**DESCRIPTION OF THE TASK:** Scan the records for the string "Berlioz" and copy every line that holds it.

**RECORDED DATA:**
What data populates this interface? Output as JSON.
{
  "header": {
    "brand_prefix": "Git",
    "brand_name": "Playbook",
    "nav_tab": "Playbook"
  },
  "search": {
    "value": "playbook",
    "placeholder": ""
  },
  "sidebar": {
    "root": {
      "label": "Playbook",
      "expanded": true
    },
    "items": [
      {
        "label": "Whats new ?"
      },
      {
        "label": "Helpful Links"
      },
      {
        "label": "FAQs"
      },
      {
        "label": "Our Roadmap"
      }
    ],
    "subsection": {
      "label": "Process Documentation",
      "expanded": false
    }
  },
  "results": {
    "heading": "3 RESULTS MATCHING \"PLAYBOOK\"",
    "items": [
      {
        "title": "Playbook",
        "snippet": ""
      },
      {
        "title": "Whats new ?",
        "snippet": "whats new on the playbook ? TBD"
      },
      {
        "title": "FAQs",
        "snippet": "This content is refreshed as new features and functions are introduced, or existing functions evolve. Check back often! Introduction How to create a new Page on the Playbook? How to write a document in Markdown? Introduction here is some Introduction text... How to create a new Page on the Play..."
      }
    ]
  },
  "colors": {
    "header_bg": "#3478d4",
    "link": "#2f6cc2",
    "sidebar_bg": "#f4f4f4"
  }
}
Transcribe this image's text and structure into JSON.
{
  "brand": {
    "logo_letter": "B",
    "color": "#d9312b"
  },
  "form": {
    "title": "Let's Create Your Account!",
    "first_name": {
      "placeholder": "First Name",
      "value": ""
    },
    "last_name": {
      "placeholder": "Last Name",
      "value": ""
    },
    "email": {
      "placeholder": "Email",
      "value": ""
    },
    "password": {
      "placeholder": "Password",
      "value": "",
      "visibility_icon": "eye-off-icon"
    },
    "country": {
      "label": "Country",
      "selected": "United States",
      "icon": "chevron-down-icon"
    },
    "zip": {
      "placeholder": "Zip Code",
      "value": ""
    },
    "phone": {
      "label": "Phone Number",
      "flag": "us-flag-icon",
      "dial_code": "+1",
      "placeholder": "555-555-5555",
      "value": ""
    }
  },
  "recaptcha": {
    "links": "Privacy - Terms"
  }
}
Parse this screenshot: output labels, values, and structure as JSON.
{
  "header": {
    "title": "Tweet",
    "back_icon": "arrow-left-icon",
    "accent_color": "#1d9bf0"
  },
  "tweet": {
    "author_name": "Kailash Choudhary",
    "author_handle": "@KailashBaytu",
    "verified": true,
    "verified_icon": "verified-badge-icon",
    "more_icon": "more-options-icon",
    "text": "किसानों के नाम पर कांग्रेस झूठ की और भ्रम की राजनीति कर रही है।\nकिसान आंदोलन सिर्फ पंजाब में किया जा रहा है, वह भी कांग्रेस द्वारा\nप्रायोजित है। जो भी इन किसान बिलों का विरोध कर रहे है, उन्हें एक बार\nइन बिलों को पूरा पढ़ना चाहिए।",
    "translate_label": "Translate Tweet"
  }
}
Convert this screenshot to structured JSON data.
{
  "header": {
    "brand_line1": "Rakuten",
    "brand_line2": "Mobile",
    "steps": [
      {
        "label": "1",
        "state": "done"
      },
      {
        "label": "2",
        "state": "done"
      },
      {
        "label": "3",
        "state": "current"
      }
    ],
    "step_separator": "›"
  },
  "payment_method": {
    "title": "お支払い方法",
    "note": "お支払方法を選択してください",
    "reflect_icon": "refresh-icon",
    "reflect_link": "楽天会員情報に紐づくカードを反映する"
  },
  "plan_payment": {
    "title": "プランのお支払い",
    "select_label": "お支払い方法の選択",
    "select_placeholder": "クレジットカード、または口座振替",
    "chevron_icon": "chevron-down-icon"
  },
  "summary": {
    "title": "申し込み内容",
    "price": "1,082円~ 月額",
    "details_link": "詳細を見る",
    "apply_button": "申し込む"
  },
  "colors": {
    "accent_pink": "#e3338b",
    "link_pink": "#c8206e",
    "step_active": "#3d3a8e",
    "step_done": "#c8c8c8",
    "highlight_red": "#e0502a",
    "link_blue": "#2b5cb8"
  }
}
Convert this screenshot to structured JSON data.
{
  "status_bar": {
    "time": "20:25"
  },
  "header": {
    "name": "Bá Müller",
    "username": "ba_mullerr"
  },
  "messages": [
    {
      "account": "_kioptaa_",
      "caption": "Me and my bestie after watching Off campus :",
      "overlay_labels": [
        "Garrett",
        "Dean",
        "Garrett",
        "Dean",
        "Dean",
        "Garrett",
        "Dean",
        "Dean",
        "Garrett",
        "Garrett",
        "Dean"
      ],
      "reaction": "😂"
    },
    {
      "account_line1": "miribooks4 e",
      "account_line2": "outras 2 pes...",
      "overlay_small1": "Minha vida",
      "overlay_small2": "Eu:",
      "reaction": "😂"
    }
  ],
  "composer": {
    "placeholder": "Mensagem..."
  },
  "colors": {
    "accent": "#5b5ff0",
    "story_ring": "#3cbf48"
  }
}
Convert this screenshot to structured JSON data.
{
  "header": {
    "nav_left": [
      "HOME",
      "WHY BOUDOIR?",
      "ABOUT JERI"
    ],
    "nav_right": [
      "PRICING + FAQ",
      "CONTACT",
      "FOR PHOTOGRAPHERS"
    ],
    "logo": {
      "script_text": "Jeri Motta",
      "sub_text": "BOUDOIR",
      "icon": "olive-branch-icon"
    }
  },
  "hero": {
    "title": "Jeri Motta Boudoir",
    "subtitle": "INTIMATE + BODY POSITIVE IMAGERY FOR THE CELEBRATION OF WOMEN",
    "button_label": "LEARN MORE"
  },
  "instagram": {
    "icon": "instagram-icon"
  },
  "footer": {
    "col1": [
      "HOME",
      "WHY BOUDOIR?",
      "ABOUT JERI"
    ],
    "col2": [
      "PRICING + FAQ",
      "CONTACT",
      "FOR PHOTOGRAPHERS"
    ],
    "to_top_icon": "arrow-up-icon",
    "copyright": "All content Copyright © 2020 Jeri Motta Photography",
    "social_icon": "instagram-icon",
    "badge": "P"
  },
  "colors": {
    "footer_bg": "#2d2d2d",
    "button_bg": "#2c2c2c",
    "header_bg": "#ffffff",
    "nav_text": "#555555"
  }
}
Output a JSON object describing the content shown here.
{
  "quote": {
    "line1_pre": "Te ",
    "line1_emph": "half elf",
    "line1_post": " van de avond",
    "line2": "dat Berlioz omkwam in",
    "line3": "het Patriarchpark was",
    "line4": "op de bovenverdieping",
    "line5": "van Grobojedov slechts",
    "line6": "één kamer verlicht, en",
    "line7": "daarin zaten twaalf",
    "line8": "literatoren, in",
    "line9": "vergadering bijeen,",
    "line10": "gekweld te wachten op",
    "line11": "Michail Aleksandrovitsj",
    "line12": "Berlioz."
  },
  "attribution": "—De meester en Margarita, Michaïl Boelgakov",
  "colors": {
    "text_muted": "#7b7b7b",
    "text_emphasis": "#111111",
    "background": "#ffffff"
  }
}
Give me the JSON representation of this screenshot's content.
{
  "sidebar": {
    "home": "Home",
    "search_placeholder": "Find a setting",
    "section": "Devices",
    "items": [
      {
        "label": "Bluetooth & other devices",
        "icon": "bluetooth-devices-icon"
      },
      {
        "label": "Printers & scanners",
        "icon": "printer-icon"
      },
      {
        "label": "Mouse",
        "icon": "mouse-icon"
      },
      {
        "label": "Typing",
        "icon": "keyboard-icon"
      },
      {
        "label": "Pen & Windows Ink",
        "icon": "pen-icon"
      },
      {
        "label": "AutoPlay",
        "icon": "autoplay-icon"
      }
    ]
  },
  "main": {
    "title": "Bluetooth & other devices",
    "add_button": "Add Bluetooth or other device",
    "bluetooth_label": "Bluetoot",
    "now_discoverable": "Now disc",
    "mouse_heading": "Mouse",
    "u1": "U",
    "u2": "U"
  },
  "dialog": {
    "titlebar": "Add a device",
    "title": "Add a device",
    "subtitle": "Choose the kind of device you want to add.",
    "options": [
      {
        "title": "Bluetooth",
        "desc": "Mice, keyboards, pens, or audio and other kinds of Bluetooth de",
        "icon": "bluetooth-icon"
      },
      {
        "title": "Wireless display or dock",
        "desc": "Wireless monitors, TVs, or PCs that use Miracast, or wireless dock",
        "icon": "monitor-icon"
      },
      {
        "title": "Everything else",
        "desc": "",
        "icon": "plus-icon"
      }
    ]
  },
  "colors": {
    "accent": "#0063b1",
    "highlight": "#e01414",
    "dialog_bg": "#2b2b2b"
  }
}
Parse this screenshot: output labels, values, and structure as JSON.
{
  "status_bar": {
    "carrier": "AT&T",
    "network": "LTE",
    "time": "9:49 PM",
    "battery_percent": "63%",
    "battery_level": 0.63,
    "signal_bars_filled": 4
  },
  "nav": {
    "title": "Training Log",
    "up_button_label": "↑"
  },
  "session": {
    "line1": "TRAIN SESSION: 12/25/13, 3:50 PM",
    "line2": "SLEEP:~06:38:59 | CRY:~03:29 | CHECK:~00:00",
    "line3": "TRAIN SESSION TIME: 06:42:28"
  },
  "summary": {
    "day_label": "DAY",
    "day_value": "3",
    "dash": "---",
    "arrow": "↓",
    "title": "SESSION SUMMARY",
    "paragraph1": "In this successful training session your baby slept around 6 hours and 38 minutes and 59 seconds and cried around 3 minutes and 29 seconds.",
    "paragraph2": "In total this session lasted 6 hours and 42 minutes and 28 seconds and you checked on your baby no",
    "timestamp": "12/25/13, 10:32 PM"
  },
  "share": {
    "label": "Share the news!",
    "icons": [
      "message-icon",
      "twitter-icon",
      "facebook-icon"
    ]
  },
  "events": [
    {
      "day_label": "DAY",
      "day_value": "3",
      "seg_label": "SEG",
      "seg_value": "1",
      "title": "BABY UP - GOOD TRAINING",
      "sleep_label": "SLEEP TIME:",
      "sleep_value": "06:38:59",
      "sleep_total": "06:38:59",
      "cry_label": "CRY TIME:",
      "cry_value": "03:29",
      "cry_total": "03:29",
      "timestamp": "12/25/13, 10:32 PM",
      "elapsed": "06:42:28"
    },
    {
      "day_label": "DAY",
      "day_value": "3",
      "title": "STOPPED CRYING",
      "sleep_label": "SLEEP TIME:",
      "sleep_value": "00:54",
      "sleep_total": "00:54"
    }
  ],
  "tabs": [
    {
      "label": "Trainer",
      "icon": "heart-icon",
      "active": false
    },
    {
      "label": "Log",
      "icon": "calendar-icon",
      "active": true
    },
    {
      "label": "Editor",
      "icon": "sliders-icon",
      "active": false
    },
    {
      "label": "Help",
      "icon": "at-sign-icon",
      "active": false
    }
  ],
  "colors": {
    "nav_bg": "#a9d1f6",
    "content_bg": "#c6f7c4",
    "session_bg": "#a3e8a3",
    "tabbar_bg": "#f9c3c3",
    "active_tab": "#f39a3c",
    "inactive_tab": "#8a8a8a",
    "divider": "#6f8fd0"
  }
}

**TASK ANSWER:**
    "line2": "dat Berlioz omkwam in",
    "line12": "Berlioz."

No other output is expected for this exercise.